Select the SEEK icon to attempt to find the referenced article. If it does not appear to be in cogprints you will be forwarded to the paracite service. Poorly formated references will probably not work.

ARENDT, H. Eichmann in Jerusalem: A Report on the Banality of Evil. New York: Viking Press, 1963.

ASCH, S.E. Studies of independence and conformity: a minority of one against a unanimous majority. Psychological Monographs, 1956, 70.

BERK, R. A gaming approach to crowd behavior. American Sociological Review, 1974, 39, 355 373.

BION, W. R. Experience in groups and other papers. New York: Tavistock Publications, 1961.

CANETTI, E. Crowds and power. New York: The Continuum Publishing Corporation, orig. 1960, ed. 1993.

COUCH, C. Collective behavior: an examination of some stereotypes. Social Problems, 1968, 15, 310 322.

FREUD, S. Group psychology and the analysis of the ego, New York: W.W. Norton, orig. 1921, ed. 1989.

HELBING, D. Boltzmann like and Boltzmann Fokker Planck equations as a foundation of behavioral models, Physica A, , 1993, 196, 546 73.

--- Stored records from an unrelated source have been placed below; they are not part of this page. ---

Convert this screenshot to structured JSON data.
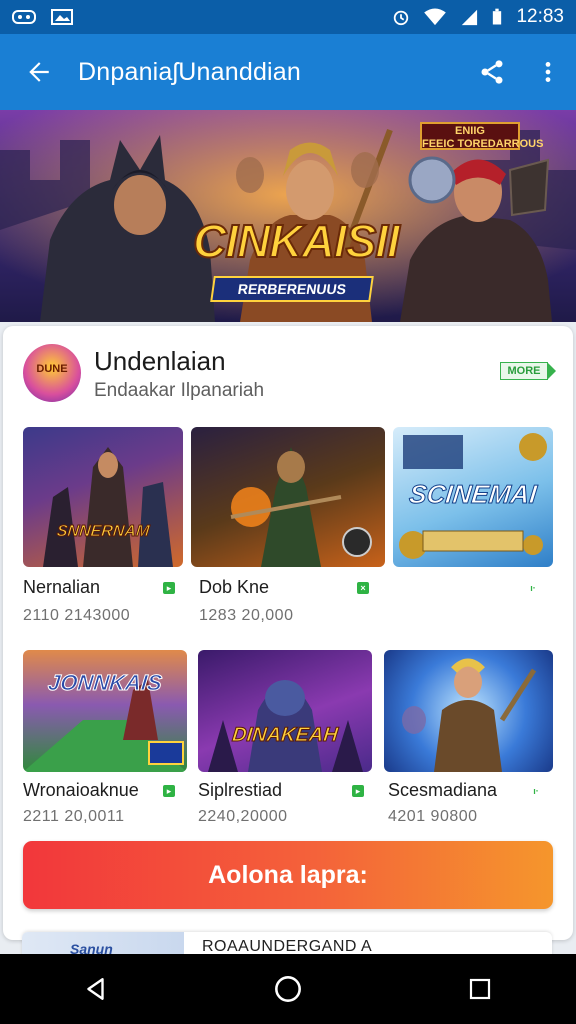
{
  "status_bar": {
    "time": "12:83",
    "left_icons": [
      "gamepad-icon",
      "image-notification-icon"
    ],
    "right_icons": [
      "alarm-icon",
      "wifi-icon",
      "signal-icon",
      "battery-icon"
    ]
  },
  "app_bar": {
    "title": "DnpaniaʃUnanddian",
    "actions": [
      "share-icon",
      "more-vert-icon"
    ]
  },
  "banner": {
    "tag_text": "ENIIG FEEIC TOREDARROUS",
    "logo_title": "CINKAISII",
    "logo_subtitle": "RERBERENUUS"
  },
  "app_header": {
    "name": "Undenlaian",
    "subtitle": "Endaakar Ilpanariah",
    "badge": "MORE"
  },
  "tiles": [
    {
      "name": "Nernalian",
      "count": "2110 2143000",
      "caption": "SNNERNAM",
      "has_flag": true
    },
    {
      "name": "Dob Kne",
      "count": "1283 20,000",
      "caption": "",
      "has_flag": true
    },
    {
      "name": "",
      "count": "",
      "caption": "SCINEMAI",
      "has_flag": true
    },
    {
      "name": "Wronaioaknue",
      "count": "2211 20,0011",
      "caption": "JONNKAIS",
      "has_flag": true
    },
    {
      "name": "Siplrestiad",
      "count": "2240,20000",
      "caption": "DINAKEAH",
      "has_flag": true
    },
    {
      "name": "Scesmadiana",
      "count": "4201 90800",
      "caption": "",
      "has_flag": true
    }
  ],
  "cta": {
    "label": "Aolona lapra:"
  },
  "next_card": {
    "thumb_text": "Sanun",
    "title": "ROAAUNDERGAND A"
  },
  "nav": [
    "back-nav-icon",
    "home-nav-icon",
    "recents-nav-icon"
  ],
  "colors": {
    "status_bar": "#0b5ea8",
    "app_bar": "#1a7fd4",
    "cta_start": "#f2373b",
    "cta_end": "#f5962c",
    "flag_green": "#2fb344"
  }
}
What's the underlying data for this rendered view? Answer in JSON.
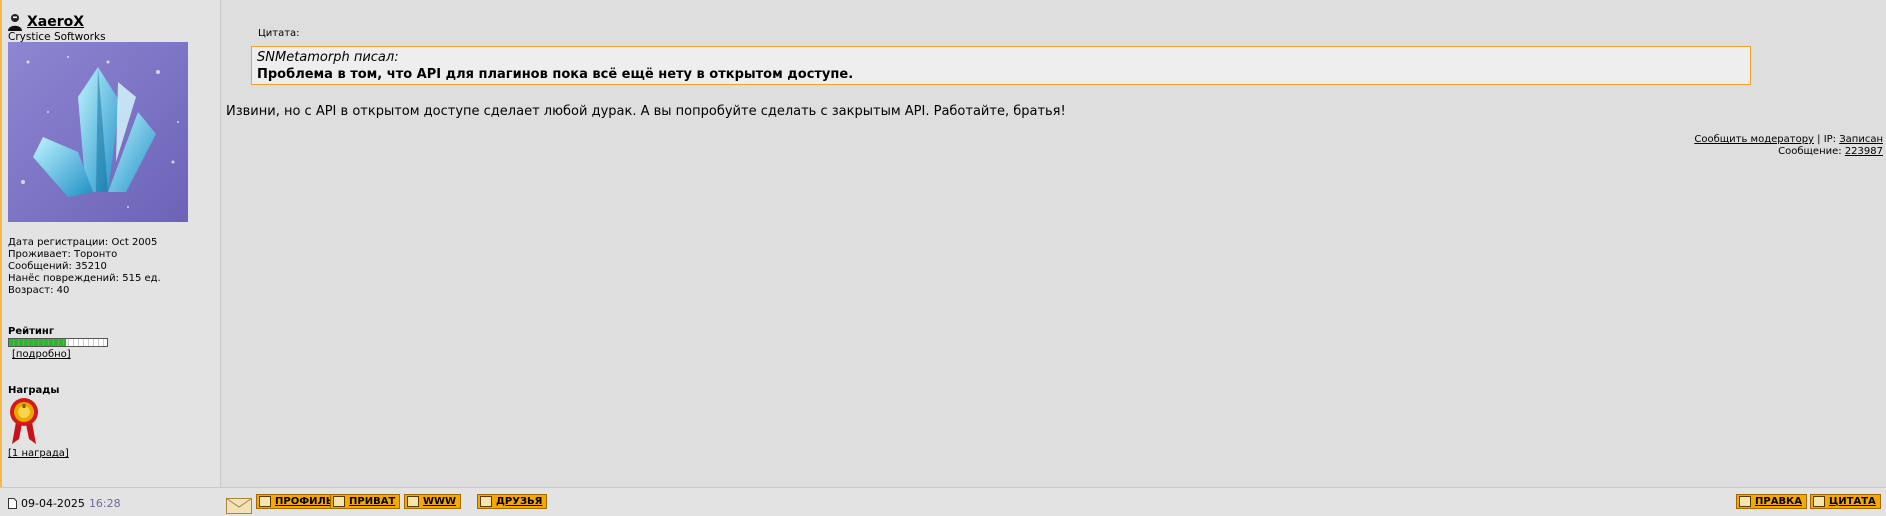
{
  "user": {
    "name": "XaeroX",
    "org": "Crystice Softworks",
    "stats": [
      "Дата регистрации: Oct 2005",
      "Проживает: Торонто",
      "Сообщений: 35210",
      "Нанёс повреждений: 515 ед.",
      "Возраст: 40"
    ],
    "rating_label": "Рейтинг",
    "rating_fraction": 0.58,
    "rating_details": "[подробно]",
    "awards_label": "Награды",
    "awards_link": "[1 награда]"
  },
  "post": {
    "quote_header": "Цитата:",
    "quote_author": "SNMetamorph писал:",
    "quote_text": "Проблема в том, что API для плагинов пока всё ещё нету в открытом доступе.",
    "text": "Извини, но с API в открытом доступе сделает любой дурак. А вы попробуйте сделать с закрытым API. Работайте, братья!",
    "report_link": "Сообщить модератору",
    "ip_label": "| IP:",
    "ip_value": "Записан",
    "msg_label": "Сообщение:",
    "msg_id": "223987"
  },
  "footer": {
    "date": "09-04-2025",
    "time": "16:28",
    "buttons": {
      "profile": "ПРОФИЛЬ",
      "private": "ПРИВАТ",
      "www": "WWW",
      "friends": "ДРУЗЬЯ",
      "edit": "ПРАВКА",
      "quote": "ЦИТАТА"
    }
  },
  "colors": {
    "accent": "#f5a800",
    "quote_border": "#f0a22e",
    "background": "#dedede",
    "rating_fill": "#2db52d"
  }
}
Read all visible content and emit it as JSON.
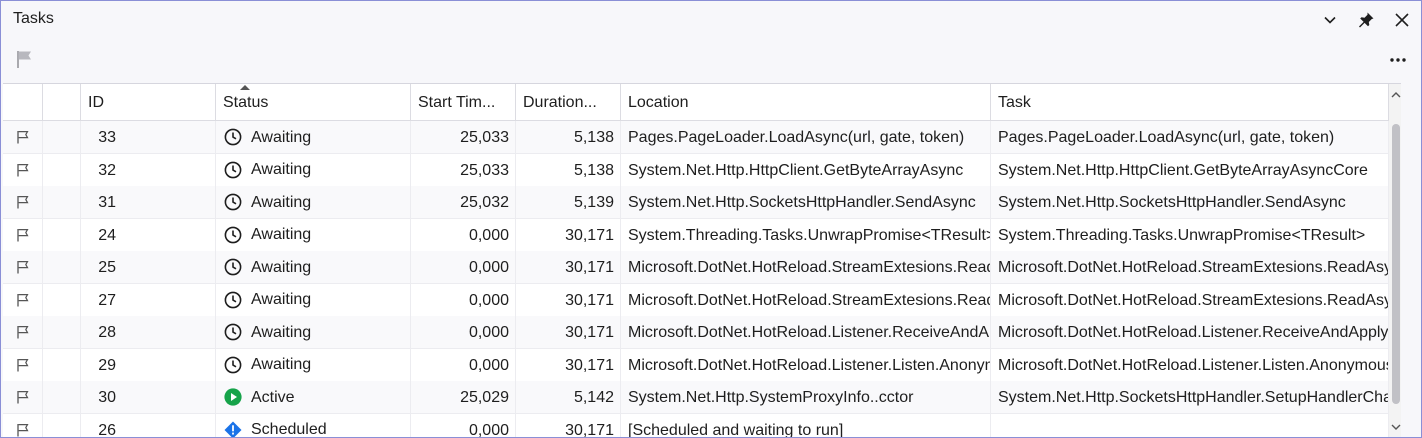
{
  "window": {
    "title": "Tasks"
  },
  "columns": [
    {
      "key": "flag",
      "label": ""
    },
    {
      "key": "blank",
      "label": ""
    },
    {
      "key": "id",
      "label": "ID"
    },
    {
      "key": "status",
      "label": "Status"
    },
    {
      "key": "start",
      "label": "Start Tim..."
    },
    {
      "key": "duration",
      "label": "Duration..."
    },
    {
      "key": "location",
      "label": "Location"
    },
    {
      "key": "task",
      "label": "Task"
    }
  ],
  "rows": [
    {
      "id": "33",
      "status": "Awaiting",
      "status_icon": "clock-icon",
      "start": "25,033",
      "duration": "5,138",
      "location": "Pages.PageLoader.LoadAsync(url, gate, token)",
      "task": "Pages.PageLoader.LoadAsync(url, gate, token)"
    },
    {
      "id": "32",
      "status": "Awaiting",
      "status_icon": "clock-icon",
      "start": "25,033",
      "duration": "5,138",
      "location": "System.Net.Http.HttpClient.GetByteArrayAsync",
      "task": "System.Net.Http.HttpClient.GetByteArrayAsyncCore"
    },
    {
      "id": "31",
      "status": "Awaiting",
      "status_icon": "clock-icon",
      "start": "25,032",
      "duration": "5,139",
      "location": "System.Net.Http.SocketsHttpHandler.SendAsync",
      "task": "System.Net.Http.SocketsHttpHandler.SendAsync"
    },
    {
      "id": "24",
      "status": "Awaiting",
      "status_icon": "clock-icon",
      "start": "0,000",
      "duration": "30,171",
      "location": "System.Threading.Tasks.UnwrapPromise<TResult>",
      "task": "System.Threading.Tasks.UnwrapPromise<TResult>"
    },
    {
      "id": "25",
      "status": "Awaiting",
      "status_icon": "clock-icon",
      "start": "0,000",
      "duration": "30,171",
      "location": "Microsoft.DotNet.HotReload.StreamExtesions.ReadAsync",
      "task": "Microsoft.DotNet.HotReload.StreamExtesions.ReadAsync"
    },
    {
      "id": "27",
      "status": "Awaiting",
      "status_icon": "clock-icon",
      "start": "0,000",
      "duration": "30,171",
      "location": "Microsoft.DotNet.HotReload.StreamExtesions.ReadAsync",
      "task": "Microsoft.DotNet.HotReload.StreamExtesions.ReadAsync"
    },
    {
      "id": "28",
      "status": "Awaiting",
      "status_icon": "clock-icon",
      "start": "0,000",
      "duration": "30,171",
      "location": "Microsoft.DotNet.HotReload.Listener.ReceiveAndApply",
      "task": "Microsoft.DotNet.HotReload.Listener.ReceiveAndApply"
    },
    {
      "id": "29",
      "status": "Awaiting",
      "status_icon": "clock-icon",
      "start": "0,000",
      "duration": "30,171",
      "location": "Microsoft.DotNet.HotReload.Listener.Listen.AnonymousMethod",
      "task": "Microsoft.DotNet.HotReload.Listener.Listen.AnonymousMethod"
    },
    {
      "id": "30",
      "status": "Active",
      "status_icon": "play-circle-icon",
      "start": "25,029",
      "duration": "5,142",
      "location": "System.Net.Http.SystemProxyInfo..cctor",
      "task": "System.Net.Http.SocketsHttpHandler.SetupHandlerChain"
    },
    {
      "id": "26",
      "status": "Scheduled",
      "status_icon": "info-diamond-icon",
      "start": "0,000",
      "duration": "30,171",
      "location": "[Scheduled and waiting to run]",
      "task": ""
    }
  ],
  "colors": {
    "accent": "#8a8fd6",
    "active": "#16a34a",
    "scheduled": "#1a73e8"
  }
}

JANIS, I. Victims of groupthink: a psychological study of foreign-policy decisions and fiascoes. Boston: Houghton Mifflin, 1972.

JOHNSON, N.R., STEMLER, J.G., HUNTER, D. Crowd behavior as risky shift: a laboratory experiment. Social Psychology Quarterly, 1977, 40, 183-187.

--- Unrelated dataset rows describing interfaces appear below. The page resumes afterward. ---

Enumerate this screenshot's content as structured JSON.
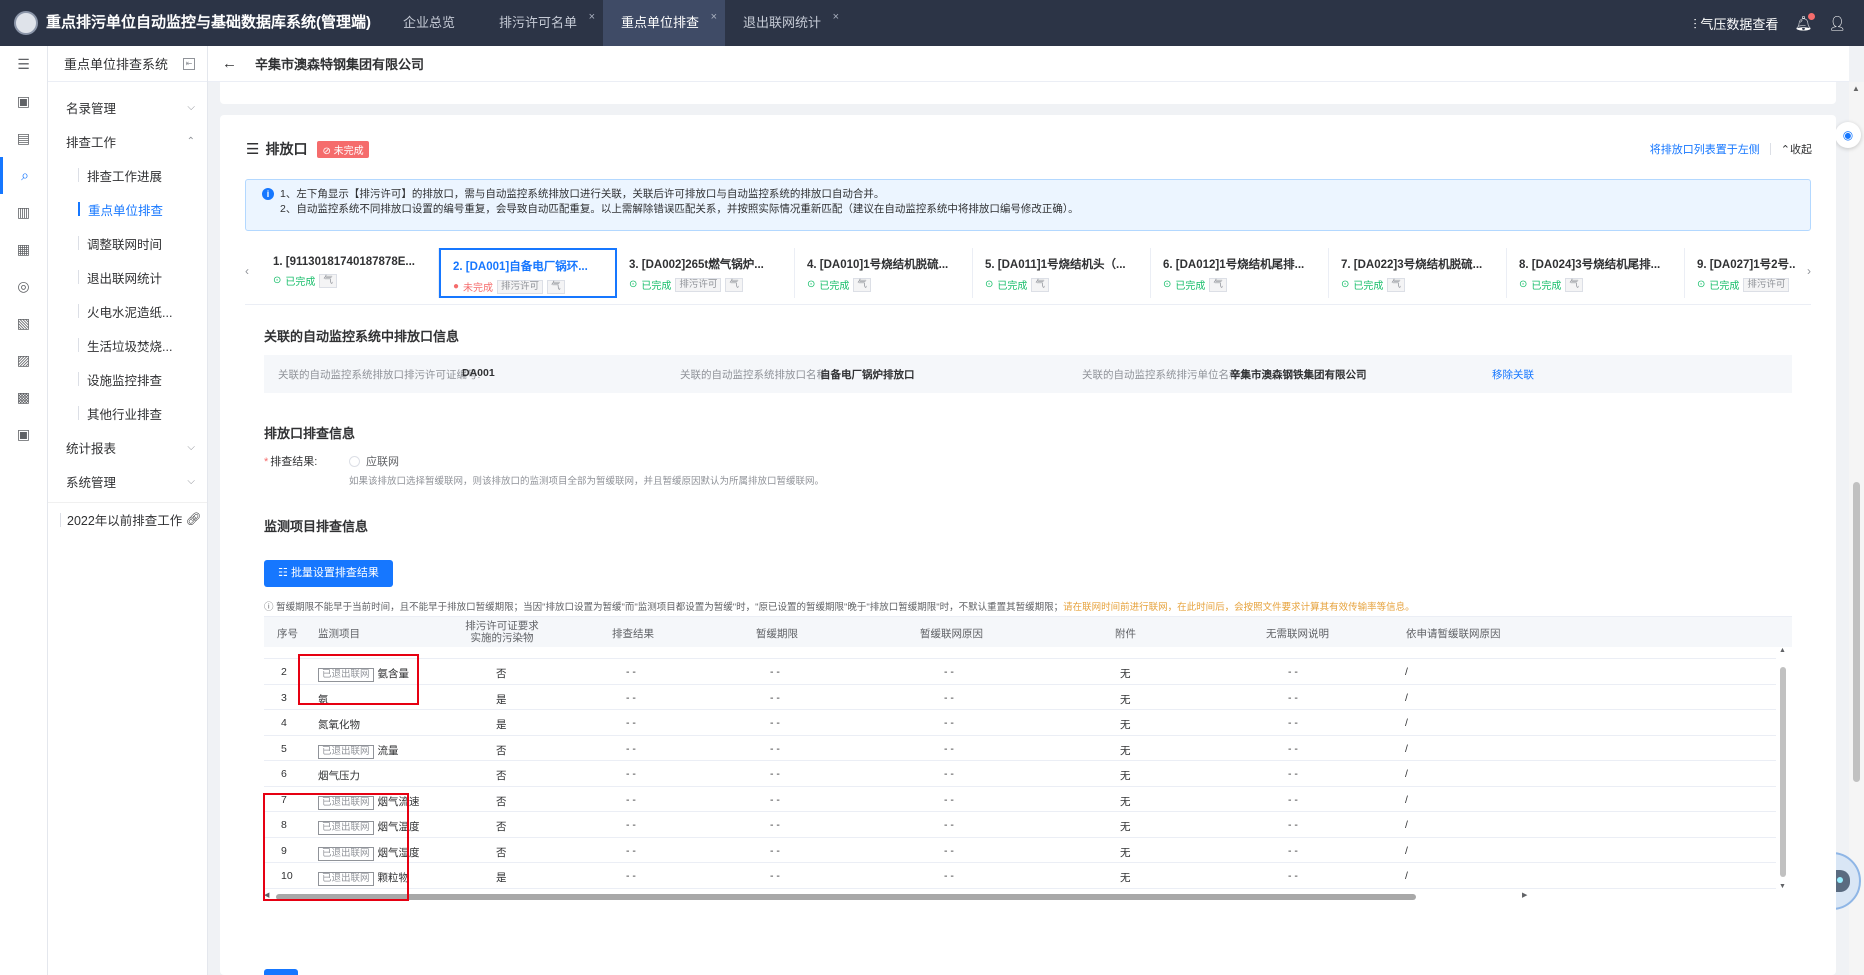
{
  "topbar": {
    "app_title": "重点排污单位自动监控与基础数据库系统(管理端)",
    "tabs": [
      {
        "label": "企业总览",
        "active": false,
        "closable": false
      },
      {
        "label": "排污许可名单",
        "active": false,
        "closable": true
      },
      {
        "label": "重点单位排查",
        "active": true,
        "closable": true
      },
      {
        "label": "退出联网统计",
        "active": false,
        "closable": true
      }
    ],
    "weather_label": "气压数据查看",
    "close_glyph": "×"
  },
  "nav": {
    "title": "重点单位排查系统",
    "items": [
      {
        "label": "名录管理",
        "type": "group"
      },
      {
        "label": "排查工作",
        "type": "group-open"
      },
      {
        "label": "排查工作进展",
        "type": "sub"
      },
      {
        "label": "重点单位排查",
        "type": "sub",
        "active": true
      },
      {
        "label": "调整联网时间",
        "type": "sub"
      },
      {
        "label": "退出联网统计",
        "type": "sub"
      },
      {
        "label": "火电水泥造纸...",
        "type": "sub"
      },
      {
        "label": "生活垃圾焚烧...",
        "type": "sub"
      },
      {
        "label": "设施监控排查",
        "type": "sub"
      },
      {
        "label": "其他行业排查",
        "type": "sub"
      },
      {
        "label": "统计报表",
        "type": "group"
      },
      {
        "label": "系统管理",
        "type": "group"
      }
    ],
    "extra_link": "2022年以前排查工作"
  },
  "breadcrumb": {
    "back": "←",
    "company": "辛集市澳森特钢集团有限公司"
  },
  "section": {
    "title": "排放口",
    "status_badge": "未完成",
    "move_left_link": "将排放口列表置于左侧",
    "collapse_label": "收起"
  },
  "notice": {
    "line1": "1、左下角显示【排污许可】的排放口，需与自动监控系统排放口进行关联，关联后许可排放口与自动监控系统的排放口自动合并。",
    "line2": "2、自动监控系统不同排放口设置的编号重复，会导致自动匹配重复。以上需解除错误匹配关系，并按照实际情况重新匹配（建议在自动监控系统中将排放口编号修改正确）。"
  },
  "outlet_tabs": [
    {
      "title": "1. [911301817401878​78E...",
      "status": "已完成",
      "ok": true,
      "tags": [
        "气"
      ]
    },
    {
      "title": "2. [DA001]自备电厂锅环...",
      "status": "未完成",
      "ok": false,
      "tags": [
        "排污许可",
        "气"
      ],
      "active": true
    },
    {
      "title": "3. [DA002]265t燃气锅炉...",
      "status": "已完成",
      "ok": true,
      "tags": [
        "排污许可",
        "气"
      ]
    },
    {
      "title": "4. [DA010]1号烧结机脱硫...",
      "status": "已完成",
      "ok": true,
      "tags": [
        "气"
      ]
    },
    {
      "title": "5. [DA011]1号烧结机头（...",
      "status": "已完成",
      "ok": true,
      "tags": [
        "气"
      ]
    },
    {
      "title": "6. [DA012]1号烧结机尾排...",
      "status": "已完成",
      "ok": true,
      "tags": [
        "气"
      ]
    },
    {
      "title": "7. [DA022]3号烧结机脱硫...",
      "status": "已完成",
      "ok": true,
      "tags": [
        "气"
      ]
    },
    {
      "title": "8. [DA024]3号烧结机尾排...",
      "status": "已完成",
      "ok": true,
      "tags": [
        "气"
      ]
    },
    {
      "title": "9. [DA027]1号2号...",
      "status": "已完成",
      "ok": true,
      "tags": [
        "排污许可"
      ]
    }
  ],
  "assoc": {
    "heading": "关联的自动监控系统中排放口信息",
    "k1": "关联的自动监控系统排放口排污许可证编号:",
    "v1": "DA001",
    "k2": "关联的自动监控系统排放口名称:",
    "v2": "自备电厂锅炉排放口",
    "k3": "关联的自动监控系统排污单位名称:",
    "v3": "辛集市澳森钢铁集团有限公司",
    "remove": "移除关联"
  },
  "check": {
    "heading": "排放口排查信息",
    "result_label": "排查结果:",
    "required_mark": "*",
    "radio_label": "应联网",
    "hint": "如果该排放口选择暂缓联网，则该排放口的监测项目全部为暂缓联网，并且暂缓原因默认为所属排放口暂缓联网。"
  },
  "monitor": {
    "heading": "监测项目排查信息",
    "batch_button": "批量设置排查结果",
    "tip_main": "暂缓期限不能早于当前时间，且不能早于排放口暂缓期限；当因\"排放口设置为暂缓\"而\"监测项目都设置为暂缓\"时，\"原已设置的暂缓期限\"晚于\"排放口暂缓期限\"时，不默认重置其暂缓期限；",
    "tip_warn": "请在联网时间前进行联网，在此时间后，会按照文件要求计算其有效传输率等信息。",
    "columns": [
      "序号",
      "监测项目",
      "排污许可证要求实施的污染物",
      "排查结果",
      "暂缓期限",
      "暂缓联网原因",
      "附件",
      "无需联网说明",
      "依申请暂缓联网原因"
    ],
    "rows": [
      {
        "no": "2",
        "tag": "已退出联网",
        "item": "氨含量",
        "req": "否",
        "result": "- -",
        "deadline": "- -",
        "reason": "- -",
        "attach": "无",
        "nonet": "- -",
        "apply": "/"
      },
      {
        "no": "3",
        "tag": "",
        "item": "氨",
        "req": "是",
        "result": "- -",
        "deadline": "- -",
        "reason": "- -",
        "attach": "无",
        "nonet": "- -",
        "apply": "/"
      },
      {
        "no": "4",
        "tag": "",
        "item": "氮氧化物",
        "req": "是",
        "result": "- -",
        "deadline": "- -",
        "reason": "- -",
        "attach": "无",
        "nonet": "- -",
        "apply": "/"
      },
      {
        "no": "5",
        "tag": "已退出联网",
        "item": "流量",
        "req": "否",
        "result": "- -",
        "deadline": "- -",
        "reason": "- -",
        "attach": "无",
        "nonet": "- -",
        "apply": "/"
      },
      {
        "no": "6",
        "tag": "",
        "item": "烟气压力",
        "req": "否",
        "result": "- -",
        "deadline": "- -",
        "reason": "- -",
        "attach": "无",
        "nonet": "- -",
        "apply": "/"
      },
      {
        "no": "7",
        "tag": "已退出联网",
        "item": "烟气流速",
        "req": "否",
        "result": "- -",
        "deadline": "- -",
        "reason": "- -",
        "attach": "无",
        "nonet": "- -",
        "apply": "/"
      },
      {
        "no": "8",
        "tag": "已退出联网",
        "item": "烟气温度",
        "req": "否",
        "result": "- -",
        "deadline": "- -",
        "reason": "- -",
        "attach": "无",
        "nonet": "- -",
        "apply": "/"
      },
      {
        "no": "9",
        "tag": "已退出联网",
        "item": "烟气湿度",
        "req": "否",
        "result": "- -",
        "deadline": "- -",
        "reason": "- -",
        "attach": "无",
        "nonet": "- -",
        "apply": "/"
      },
      {
        "no": "10",
        "tag": "已退出联网",
        "item": "颗粒物",
        "req": "是",
        "result": "- -",
        "deadline": "- -",
        "reason": "- -",
        "attach": "无",
        "nonet": "- -",
        "apply": "/"
      }
    ]
  },
  "colors": {
    "primary": "#1677ff",
    "topbar": "#2c3446",
    "ok": "#19be6b",
    "danger": "#f56c6c",
    "highlight": "#e60012"
  }
}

KELMAN, H.C., HAMILTON, V.L. Crimes of obedience. New Haven: Yale University Press, 1989.

KUHN, T. S. The structure of scientific revolutions, in the International Encyclopedia of Unified Science. Chicago: University of Chicago Press, 1970.

LE BON, G. The crowd - a study of the popular mind. Atlanta: Cherokee Publishing Company, orig. 1895, ed. 1982.

MCPHAIL, C. The Myth of the Madding Crowd. New York: Aldine de Gruyter, 1991.

MILGRAM, S. Nationality and conformity, Scientific American, 1961, 205, 45-51.

MILGRAM, S. Liberating effects of group pressure, J. Personality and Social Psychology, 1965, 1, 127-134.

MILGRAM, S.; BICKMAN, L.; BERKOWITZ, L. Note on the drawing power of crowds of different size. Journal of Personality & Social Psychology, 1969, 13, p. 79 82.

MILGRAM, S. Obedience to authority: an experimental View. New York: Harper and Row, 1974.

SCHACHTER, S. Psychology of affiliation. Stanford: Stanford University Press, 1959.

SHERIF, M. Conformity-Deviation, Norms, and Group Relations. In Conformity and deviation, ed. by I.A. Berg and B.M. Bass. Harper and Row, 1961.

STANLEY, H. Introduction to phase transitions and critical phenomena. Oxford: Clarendon Press, 1971.

TUCKMAN, B. Developmental sequences in small groups. Psychological Bulletin, 1965, 229-249.


Repository Staff Only: item control page